_WHAT YOU HAVE TO DO_
Return all lines below containing the word "title".

_DATASET EXCERPTS_
*** Block opens ***

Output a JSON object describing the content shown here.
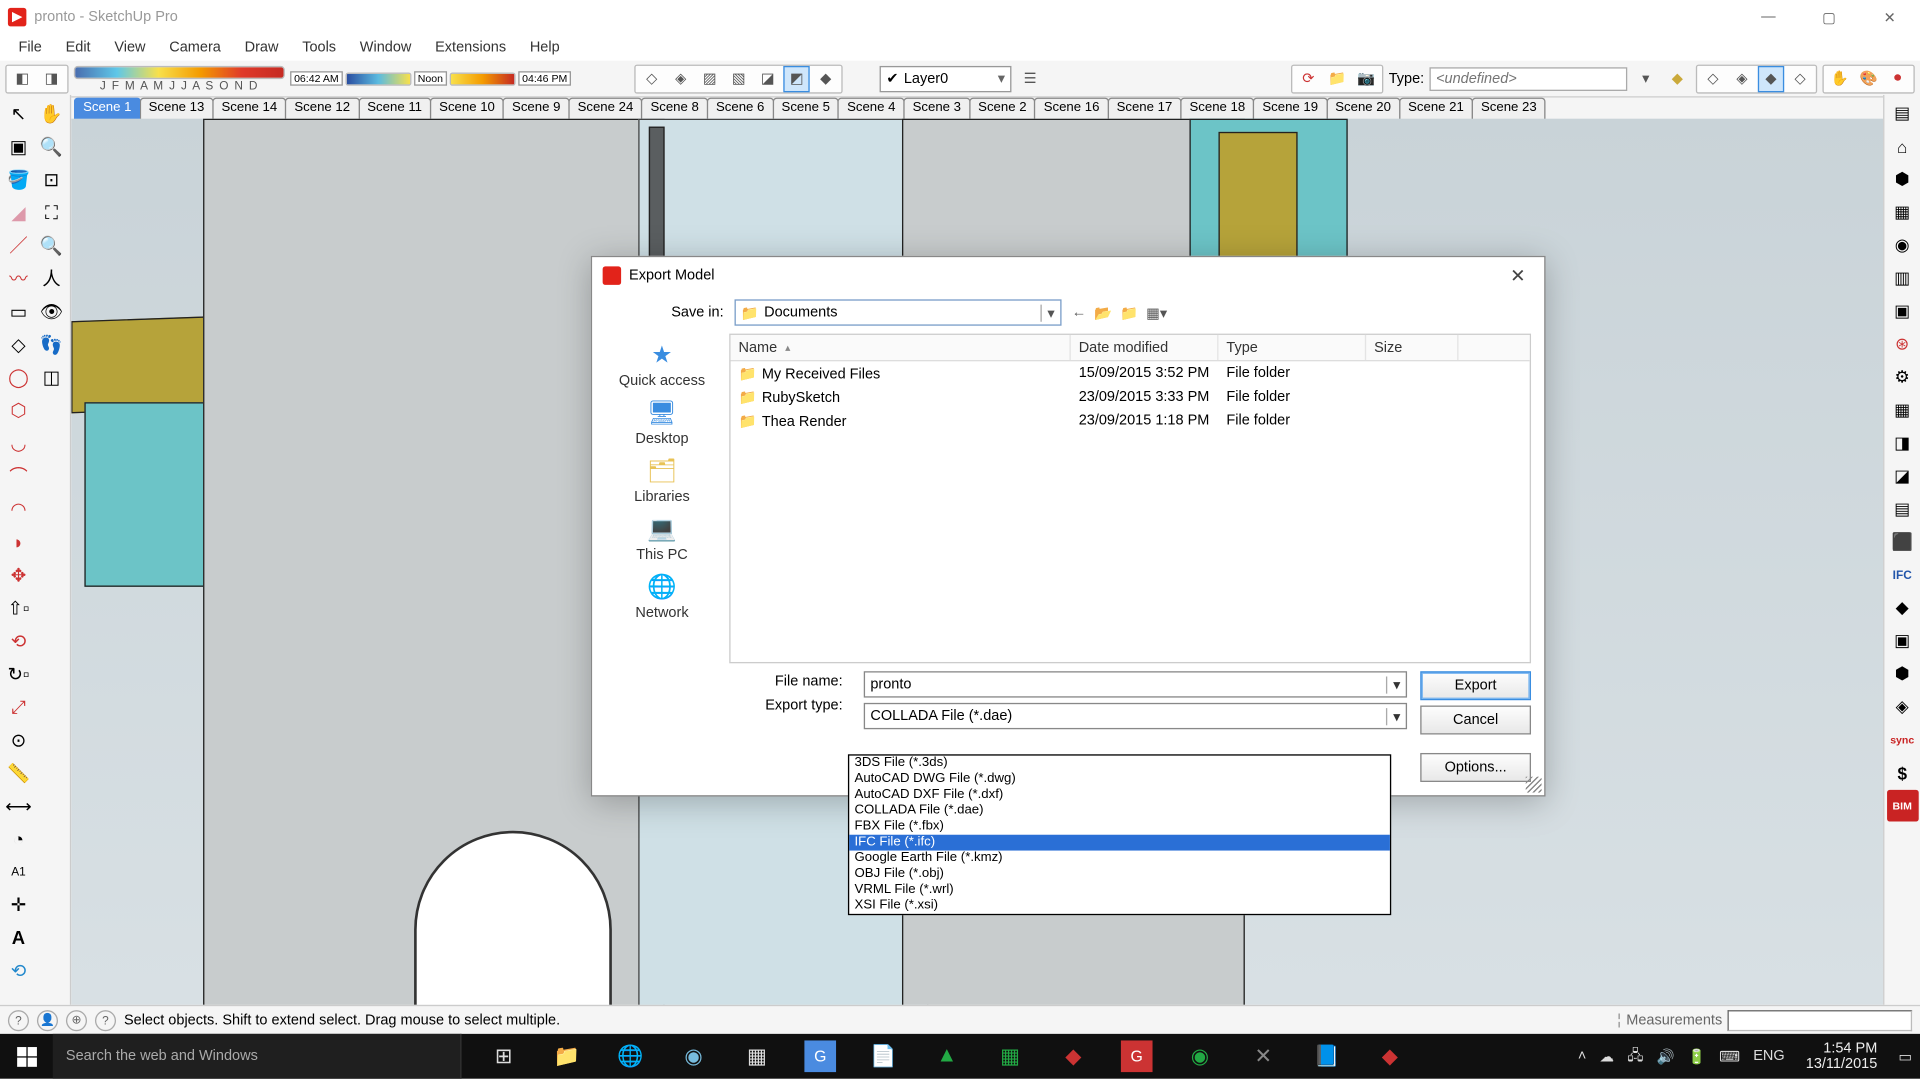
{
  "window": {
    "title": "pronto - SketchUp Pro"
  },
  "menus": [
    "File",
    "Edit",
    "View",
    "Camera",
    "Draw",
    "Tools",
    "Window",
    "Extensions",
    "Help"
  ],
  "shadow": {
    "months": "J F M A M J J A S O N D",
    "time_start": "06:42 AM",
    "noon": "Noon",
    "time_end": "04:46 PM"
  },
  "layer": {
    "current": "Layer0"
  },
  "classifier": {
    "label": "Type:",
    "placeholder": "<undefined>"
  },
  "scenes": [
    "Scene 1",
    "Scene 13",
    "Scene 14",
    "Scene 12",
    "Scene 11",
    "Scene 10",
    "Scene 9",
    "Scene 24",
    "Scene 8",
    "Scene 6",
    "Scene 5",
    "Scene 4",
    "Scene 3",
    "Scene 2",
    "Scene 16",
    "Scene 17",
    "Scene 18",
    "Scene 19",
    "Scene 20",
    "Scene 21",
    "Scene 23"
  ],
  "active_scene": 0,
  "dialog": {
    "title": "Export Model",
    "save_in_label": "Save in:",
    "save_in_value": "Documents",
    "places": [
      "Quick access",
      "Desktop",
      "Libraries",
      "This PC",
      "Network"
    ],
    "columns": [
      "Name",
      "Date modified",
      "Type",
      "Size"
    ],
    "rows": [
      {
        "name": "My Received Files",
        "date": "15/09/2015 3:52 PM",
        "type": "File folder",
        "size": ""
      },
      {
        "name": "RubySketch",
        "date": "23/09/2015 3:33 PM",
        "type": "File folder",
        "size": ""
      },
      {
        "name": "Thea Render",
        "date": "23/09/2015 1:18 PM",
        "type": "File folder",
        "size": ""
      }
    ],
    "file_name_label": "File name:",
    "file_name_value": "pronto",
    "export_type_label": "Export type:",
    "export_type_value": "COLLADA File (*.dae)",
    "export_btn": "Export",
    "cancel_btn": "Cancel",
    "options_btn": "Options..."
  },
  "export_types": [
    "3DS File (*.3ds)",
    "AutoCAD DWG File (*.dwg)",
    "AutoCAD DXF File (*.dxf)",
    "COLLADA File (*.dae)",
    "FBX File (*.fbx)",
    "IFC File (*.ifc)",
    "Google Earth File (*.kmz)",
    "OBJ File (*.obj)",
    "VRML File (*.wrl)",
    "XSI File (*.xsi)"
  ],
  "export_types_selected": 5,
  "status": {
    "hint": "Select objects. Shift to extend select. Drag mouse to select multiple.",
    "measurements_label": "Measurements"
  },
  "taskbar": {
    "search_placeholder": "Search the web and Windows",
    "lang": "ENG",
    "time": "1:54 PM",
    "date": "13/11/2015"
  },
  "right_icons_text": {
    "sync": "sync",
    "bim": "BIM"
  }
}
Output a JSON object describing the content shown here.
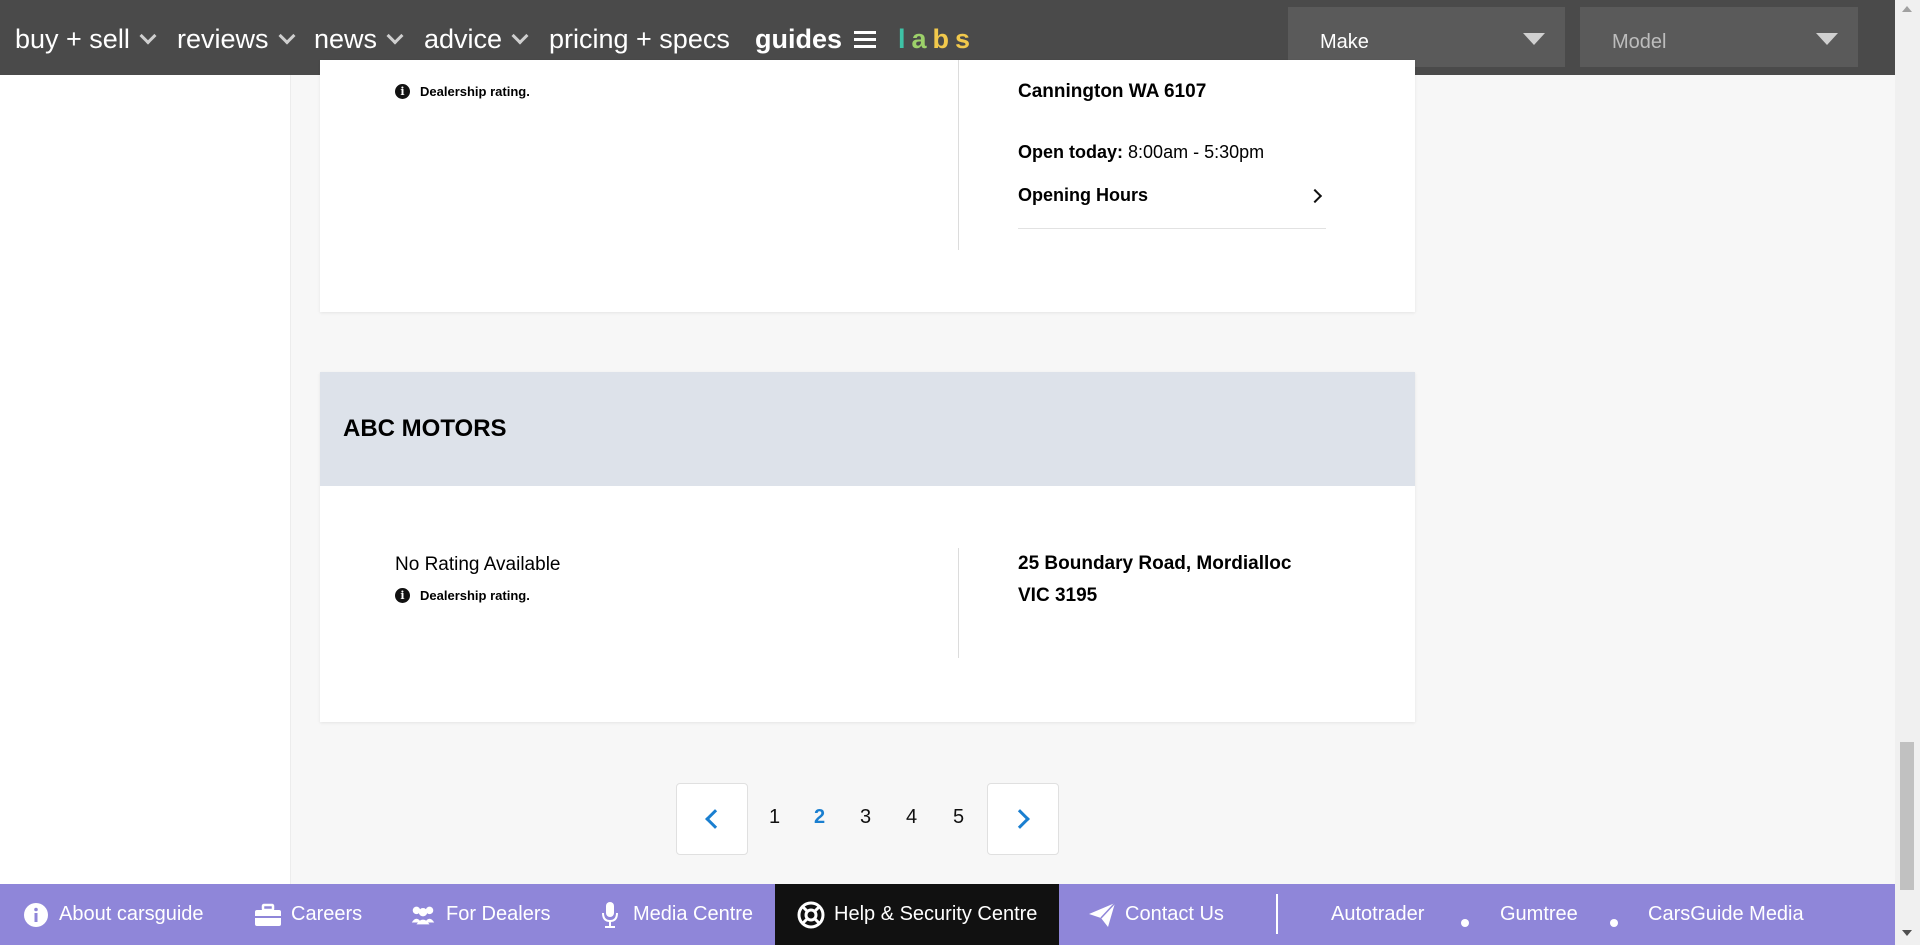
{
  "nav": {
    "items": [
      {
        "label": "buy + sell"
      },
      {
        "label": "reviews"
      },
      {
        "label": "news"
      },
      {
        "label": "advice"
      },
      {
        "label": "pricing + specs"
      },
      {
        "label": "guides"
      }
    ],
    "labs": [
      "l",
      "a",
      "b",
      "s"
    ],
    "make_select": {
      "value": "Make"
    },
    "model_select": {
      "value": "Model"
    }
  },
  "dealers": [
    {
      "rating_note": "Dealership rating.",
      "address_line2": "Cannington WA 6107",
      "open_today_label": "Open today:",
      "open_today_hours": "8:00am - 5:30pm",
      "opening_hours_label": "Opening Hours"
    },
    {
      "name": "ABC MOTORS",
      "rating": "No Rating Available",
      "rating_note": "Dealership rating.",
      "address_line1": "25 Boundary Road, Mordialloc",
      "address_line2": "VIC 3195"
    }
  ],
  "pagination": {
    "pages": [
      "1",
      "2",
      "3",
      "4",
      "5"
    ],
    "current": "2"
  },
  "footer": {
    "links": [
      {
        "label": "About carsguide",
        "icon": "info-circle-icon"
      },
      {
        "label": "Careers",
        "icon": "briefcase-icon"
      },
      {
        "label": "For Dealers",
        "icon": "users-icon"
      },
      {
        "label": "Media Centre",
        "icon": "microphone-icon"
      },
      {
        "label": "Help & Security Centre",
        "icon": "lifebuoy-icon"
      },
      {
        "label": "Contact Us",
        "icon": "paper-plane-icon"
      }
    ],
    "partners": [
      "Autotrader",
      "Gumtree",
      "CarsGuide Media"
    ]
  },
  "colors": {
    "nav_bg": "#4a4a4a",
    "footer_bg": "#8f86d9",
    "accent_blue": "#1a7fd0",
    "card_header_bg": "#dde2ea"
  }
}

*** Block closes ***

_RESPONSE AREA_
    "title": "pronto - SketchUp Pro"
    "title": "Export Model",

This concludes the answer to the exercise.